Retype every entry exactly, character for character.
##### Task input
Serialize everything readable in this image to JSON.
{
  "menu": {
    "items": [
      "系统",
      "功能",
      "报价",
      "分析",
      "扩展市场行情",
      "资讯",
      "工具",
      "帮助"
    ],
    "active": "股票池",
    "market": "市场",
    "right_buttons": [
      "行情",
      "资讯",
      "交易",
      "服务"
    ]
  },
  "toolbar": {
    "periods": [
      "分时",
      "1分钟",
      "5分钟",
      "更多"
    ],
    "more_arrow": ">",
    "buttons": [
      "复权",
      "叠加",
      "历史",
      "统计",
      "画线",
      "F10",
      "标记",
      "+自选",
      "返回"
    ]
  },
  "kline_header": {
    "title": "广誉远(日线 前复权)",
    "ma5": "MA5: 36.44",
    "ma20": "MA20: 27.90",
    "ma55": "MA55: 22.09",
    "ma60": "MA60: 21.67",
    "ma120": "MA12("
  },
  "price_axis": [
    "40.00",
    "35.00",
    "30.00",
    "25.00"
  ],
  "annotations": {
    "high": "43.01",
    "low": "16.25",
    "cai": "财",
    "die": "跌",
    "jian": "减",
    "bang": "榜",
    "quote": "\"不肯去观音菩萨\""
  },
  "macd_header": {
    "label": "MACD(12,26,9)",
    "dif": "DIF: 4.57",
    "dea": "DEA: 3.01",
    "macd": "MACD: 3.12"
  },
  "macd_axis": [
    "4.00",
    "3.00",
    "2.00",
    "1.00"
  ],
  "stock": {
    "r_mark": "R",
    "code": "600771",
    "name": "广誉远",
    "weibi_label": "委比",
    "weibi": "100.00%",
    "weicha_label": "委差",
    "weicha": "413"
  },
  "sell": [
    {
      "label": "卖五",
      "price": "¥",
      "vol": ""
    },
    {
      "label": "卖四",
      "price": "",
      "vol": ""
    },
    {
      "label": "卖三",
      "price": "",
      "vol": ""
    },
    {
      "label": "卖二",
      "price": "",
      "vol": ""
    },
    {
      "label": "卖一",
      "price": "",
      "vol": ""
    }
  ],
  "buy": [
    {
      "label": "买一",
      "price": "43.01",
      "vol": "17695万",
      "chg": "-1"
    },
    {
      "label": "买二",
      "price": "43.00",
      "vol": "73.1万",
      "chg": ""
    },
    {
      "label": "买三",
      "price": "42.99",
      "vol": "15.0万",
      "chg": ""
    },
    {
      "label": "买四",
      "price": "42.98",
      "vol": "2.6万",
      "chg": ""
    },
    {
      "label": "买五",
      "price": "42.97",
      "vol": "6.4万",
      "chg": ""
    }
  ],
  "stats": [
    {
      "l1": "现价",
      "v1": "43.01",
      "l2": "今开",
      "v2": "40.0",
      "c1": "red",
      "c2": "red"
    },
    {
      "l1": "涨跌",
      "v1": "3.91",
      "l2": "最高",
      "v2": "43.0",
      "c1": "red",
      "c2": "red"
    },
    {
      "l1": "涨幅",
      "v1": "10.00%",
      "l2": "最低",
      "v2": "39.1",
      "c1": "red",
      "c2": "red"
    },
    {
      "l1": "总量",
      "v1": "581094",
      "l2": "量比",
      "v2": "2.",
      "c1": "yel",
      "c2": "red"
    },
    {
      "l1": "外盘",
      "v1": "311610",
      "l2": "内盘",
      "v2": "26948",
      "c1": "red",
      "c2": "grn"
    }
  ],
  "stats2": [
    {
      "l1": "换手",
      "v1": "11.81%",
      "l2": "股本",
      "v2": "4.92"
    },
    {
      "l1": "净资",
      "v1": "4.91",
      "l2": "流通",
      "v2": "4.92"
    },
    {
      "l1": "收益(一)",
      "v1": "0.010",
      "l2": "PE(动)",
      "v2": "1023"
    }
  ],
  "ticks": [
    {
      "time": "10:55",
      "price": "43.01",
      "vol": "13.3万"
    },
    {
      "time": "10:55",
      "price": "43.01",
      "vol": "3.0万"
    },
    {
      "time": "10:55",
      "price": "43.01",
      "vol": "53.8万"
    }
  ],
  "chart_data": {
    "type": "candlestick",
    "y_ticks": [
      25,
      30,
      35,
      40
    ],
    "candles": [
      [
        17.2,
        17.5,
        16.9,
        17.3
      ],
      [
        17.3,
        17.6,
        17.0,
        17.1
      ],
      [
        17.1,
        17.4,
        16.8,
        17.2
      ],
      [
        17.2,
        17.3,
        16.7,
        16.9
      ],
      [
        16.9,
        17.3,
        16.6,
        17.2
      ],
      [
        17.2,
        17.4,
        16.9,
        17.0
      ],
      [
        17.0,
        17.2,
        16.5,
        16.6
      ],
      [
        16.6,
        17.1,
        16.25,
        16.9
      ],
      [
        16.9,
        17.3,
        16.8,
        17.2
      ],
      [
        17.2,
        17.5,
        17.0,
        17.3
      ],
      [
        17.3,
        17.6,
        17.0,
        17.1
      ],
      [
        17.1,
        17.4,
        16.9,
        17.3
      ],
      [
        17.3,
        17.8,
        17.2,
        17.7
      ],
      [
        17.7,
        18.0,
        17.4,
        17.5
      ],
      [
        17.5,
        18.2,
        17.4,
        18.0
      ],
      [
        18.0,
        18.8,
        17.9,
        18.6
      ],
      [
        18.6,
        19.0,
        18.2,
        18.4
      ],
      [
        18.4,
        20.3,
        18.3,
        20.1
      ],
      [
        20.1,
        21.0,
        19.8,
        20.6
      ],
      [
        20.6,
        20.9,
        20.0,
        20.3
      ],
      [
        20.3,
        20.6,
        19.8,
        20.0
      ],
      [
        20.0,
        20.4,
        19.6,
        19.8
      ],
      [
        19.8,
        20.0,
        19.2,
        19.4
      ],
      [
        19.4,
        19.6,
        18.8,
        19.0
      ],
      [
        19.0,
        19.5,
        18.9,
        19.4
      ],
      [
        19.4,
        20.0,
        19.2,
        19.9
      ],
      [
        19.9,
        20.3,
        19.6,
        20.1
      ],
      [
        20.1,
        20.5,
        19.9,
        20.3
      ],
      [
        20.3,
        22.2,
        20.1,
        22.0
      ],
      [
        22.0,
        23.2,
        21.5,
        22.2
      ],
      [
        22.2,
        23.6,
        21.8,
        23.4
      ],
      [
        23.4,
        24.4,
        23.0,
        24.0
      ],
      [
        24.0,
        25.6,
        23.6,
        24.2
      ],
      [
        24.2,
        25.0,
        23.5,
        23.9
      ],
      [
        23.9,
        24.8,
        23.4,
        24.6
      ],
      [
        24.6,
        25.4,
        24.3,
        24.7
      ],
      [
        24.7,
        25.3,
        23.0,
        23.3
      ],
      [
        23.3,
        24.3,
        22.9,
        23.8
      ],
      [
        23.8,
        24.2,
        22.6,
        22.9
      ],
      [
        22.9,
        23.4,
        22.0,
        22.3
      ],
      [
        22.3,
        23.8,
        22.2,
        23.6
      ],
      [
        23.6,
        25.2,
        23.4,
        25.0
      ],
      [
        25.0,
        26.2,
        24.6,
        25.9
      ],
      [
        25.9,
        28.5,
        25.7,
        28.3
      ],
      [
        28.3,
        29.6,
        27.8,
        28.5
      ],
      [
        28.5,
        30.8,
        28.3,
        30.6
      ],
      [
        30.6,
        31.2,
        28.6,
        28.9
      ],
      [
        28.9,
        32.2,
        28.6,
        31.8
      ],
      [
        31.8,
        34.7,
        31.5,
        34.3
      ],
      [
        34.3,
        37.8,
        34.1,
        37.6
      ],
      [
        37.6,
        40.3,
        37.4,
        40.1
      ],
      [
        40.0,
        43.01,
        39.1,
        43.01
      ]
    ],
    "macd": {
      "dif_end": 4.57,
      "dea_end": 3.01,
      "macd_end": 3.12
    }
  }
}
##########
[Solution for this exercise]:
Serialize everything readable in this image to JSON.
{
  "menu": {
    "items": [
      "系统",
      "功能",
      "报价",
      "分析",
      "扩展市场行情",
      "资讯",
      "工具",
      "帮助"
    ],
    "active": "股票池",
    "market": "市场",
    "right_buttons": [
      "行情",
      "资讯",
      "交易",
      "服务"
    ]
  },
  "toolbar": {
    "periods": [
      "分时",
      "1分钟",
      "5分钟",
      "更多"
    ],
    "more_arrow": ">",
    "buttons": [
      "复权",
      "叠加",
      "历史",
      "统计",
      "画线",
      "F10",
      "标记",
      "+自选",
      "返回"
    ]
  },
  "kline_header": {
    "title": "广誉远(日线 前复权)",
    "ma5": "MA5: 36.44",
    "ma20": "MA20: 27.90",
    "ma55": "MA55: 22.09",
    "ma60": "MA60: 21.67",
    "ma120": "MA12("
  },
  "price_axis": [
    "40.00",
    "35.00",
    "30.00",
    "25.00"
  ],
  "annotations": {
    "high": "43.01",
    "low": "16.25",
    "cai": "财",
    "die": "跌",
    "jian": "减",
    "bang": "榜",
    "quote": "\"不肯去观音菩萨\""
  },
  "macd_header": {
    "label": "MACD(12,26,9)",
    "dif": "DIF: 4.57",
    "dea": "DEA: 3.01",
    "macd": "MACD: 3.12"
  },
  "macd_axis": [
    "4.00",
    "3.00",
    "2.00",
    "1.00"
  ],
  "stock": {
    "r_mark": "R",
    "code": "600771",
    "name": "广誉远",
    "weibi_label": "委比",
    "weibi": "100.00%",
    "weicha_label": "委差",
    "weicha": "413"
  },
  "sell": [
    {
      "label": "卖五",
      "price": "¥",
      "vol": ""
    },
    {
      "label": "卖四",
      "price": "",
      "vol": ""
    },
    {
      "label": "卖三",
      "price": "",
      "vol": ""
    },
    {
      "label": "卖二",
      "price": "",
      "vol": ""
    },
    {
      "label": "卖一",
      "price": "",
      "vol": ""
    }
  ],
  "buy": [
    {
      "label": "买一",
      "price": "43.01",
      "vol": "17695万",
      "chg": "-1"
    },
    {
      "label": "买二",
      "price": "43.00",
      "vol": "73.1万",
      "chg": ""
    },
    {
      "label": "买三",
      "price": "42.99",
      "vol": "15.0万",
      "chg": ""
    },
    {
      "label": "买四",
      "price": "42.98",
      "vol": "2.6万",
      "chg": ""
    },
    {
      "label": "买五",
      "price": "42.97",
      "vol": "6.4万",
      "chg": ""
    }
  ],
  "stats": [
    {
      "l1": "现价",
      "v1": "43.01",
      "l2": "今开",
      "v2": "40.0",
      "c1": "red",
      "c2": "red"
    },
    {
      "l1": "涨跌",
      "v1": "3.91",
      "l2": "最高",
      "v2": "43.0",
      "c1": "red",
      "c2": "red"
    },
    {
      "l1": "涨幅",
      "v1": "10.00%",
      "l2": "最低",
      "v2": "39.1",
      "c1": "red",
      "c2": "red"
    },
    {
      "l1": "总量",
      "v1": "581094",
      "l2": "量比",
      "v2": "2.",
      "c1": "yel",
      "c2": "red"
    },
    {
      "l1": "外盘",
      "v1": "311610",
      "l2": "内盘",
      "v2": "26948",
      "c1": "red",
      "c2": "grn"
    }
  ],
  "stats2": [
    {
      "l1": "换手",
      "v1": "11.81%",
      "l2": "股本",
      "v2": "4.92"
    },
    {
      "l1": "净资",
      "v1": "4.91",
      "l2": "流通",
      "v2": "4.92"
    },
    {
      "l1": "收益(一)",
      "v1": "0.010",
      "l2": "PE(动)",
      "v2": "1023"
    }
  ],
  "ticks": [
    {
      "time": "10:55",
      "price": "43.01",
      "vol": "13.3万"
    },
    {
      "time": "10:55",
      "price": "43.01",
      "vol": "3.0万"
    },
    {
      "time": "10:55",
      "price": "43.01",
      "vol": "53.8万"
    }
  ],
  "chart_data": {
    "type": "candlestick",
    "y_ticks": [
      25,
      30,
      35,
      40
    ],
    "candles": [
      [
        17.2,
        17.5,
        16.9,
        17.3
      ],
      [
        17.3,
        17.6,
        17.0,
        17.1
      ],
      [
        17.1,
        17.4,
        16.8,
        17.2
      ],
      [
        17.2,
        17.3,
        16.7,
        16.9
      ],
      [
        16.9,
        17.3,
        16.6,
        17.2
      ],
      [
        17.2,
        17.4,
        16.9,
        17.0
      ],
      [
        17.0,
        17.2,
        16.5,
        16.6
      ],
      [
        16.6,
        17.1,
        16.25,
        16.9
      ],
      [
        16.9,
        17.3,
        16.8,
        17.2
      ],
      [
        17.2,
        17.5,
        17.0,
        17.3
      ],
      [
        17.3,
        17.6,
        17.0,
        17.1
      ],
      [
        17.1,
        17.4,
        16.9,
        17.3
      ],
      [
        17.3,
        17.8,
        17.2,
        17.7
      ],
      [
        17.7,
        18.0,
        17.4,
        17.5
      ],
      [
        17.5,
        18.2,
        17.4,
        18.0
      ],
      [
        18.0,
        18.8,
        17.9,
        18.6
      ],
      [
        18.6,
        19.0,
        18.2,
        18.4
      ],
      [
        18.4,
        20.3,
        18.3,
        20.1
      ],
      [
        20.1,
        21.0,
        19.8,
        20.6
      ],
      [
        20.6,
        20.9,
        20.0,
        20.3
      ],
      [
        20.3,
        20.6,
        19.8,
        20.0
      ],
      [
        20.0,
        20.4,
        19.6,
        19.8
      ],
      [
        19.8,
        20.0,
        19.2,
        19.4
      ],
      [
        19.4,
        19.6,
        18.8,
        19.0
      ],
      [
        19.0,
        19.5,
        18.9,
        19.4
      ],
      [
        19.4,
        20.0,
        19.2,
        19.9
      ],
      [
        19.9,
        20.3,
        19.6,
        20.1
      ],
      [
        20.1,
        20.5,
        19.9,
        20.3
      ],
      [
        20.3,
        22.2,
        20.1,
        22.0
      ],
      [
        22.0,
        23.2,
        21.5,
        22.2
      ],
      [
        22.2,
        23.6,
        21.8,
        23.4
      ],
      [
        23.4,
        24.4,
        23.0,
        24.0
      ],
      [
        24.0,
        25.6,
        23.6,
        24.2
      ],
      [
        24.2,
        25.0,
        23.5,
        23.9
      ],
      [
        23.9,
        24.8,
        23.4,
        24.6
      ],
      [
        24.6,
        25.4,
        24.3,
        24.7
      ],
      [
        24.7,
        25.3,
        23.0,
        23.3
      ],
      [
        23.3,
        24.3,
        22.9,
        23.8
      ],
      [
        23.8,
        24.2,
        22.6,
        22.9
      ],
      [
        22.9,
        23.4,
        22.0,
        22.3
      ],
      [
        22.3,
        23.8,
        22.2,
        23.6
      ],
      [
        23.6,
        25.2,
        23.4,
        25.0
      ],
      [
        25.0,
        26.2,
        24.6,
        25.9
      ],
      [
        25.9,
        28.5,
        25.7,
        28.3
      ],
      [
        28.3,
        29.6,
        27.8,
        28.5
      ],
      [
        28.5,
        30.8,
        28.3,
        30.6
      ],
      [
        30.6,
        31.2,
        28.6,
        28.9
      ],
      [
        28.9,
        32.2,
        28.6,
        31.8
      ],
      [
        31.8,
        34.7,
        31.5,
        34.3
      ],
      [
        34.3,
        37.8,
        34.1,
        37.6
      ],
      [
        37.6,
        40.3,
        37.4,
        40.1
      ],
      [
        40.0,
        43.01,
        39.1,
        43.01
      ]
    ],
    "macd": {
      "dif_end": 4.57,
      "dea_end": 3.01,
      "macd_end": 3.12
    }
  }
}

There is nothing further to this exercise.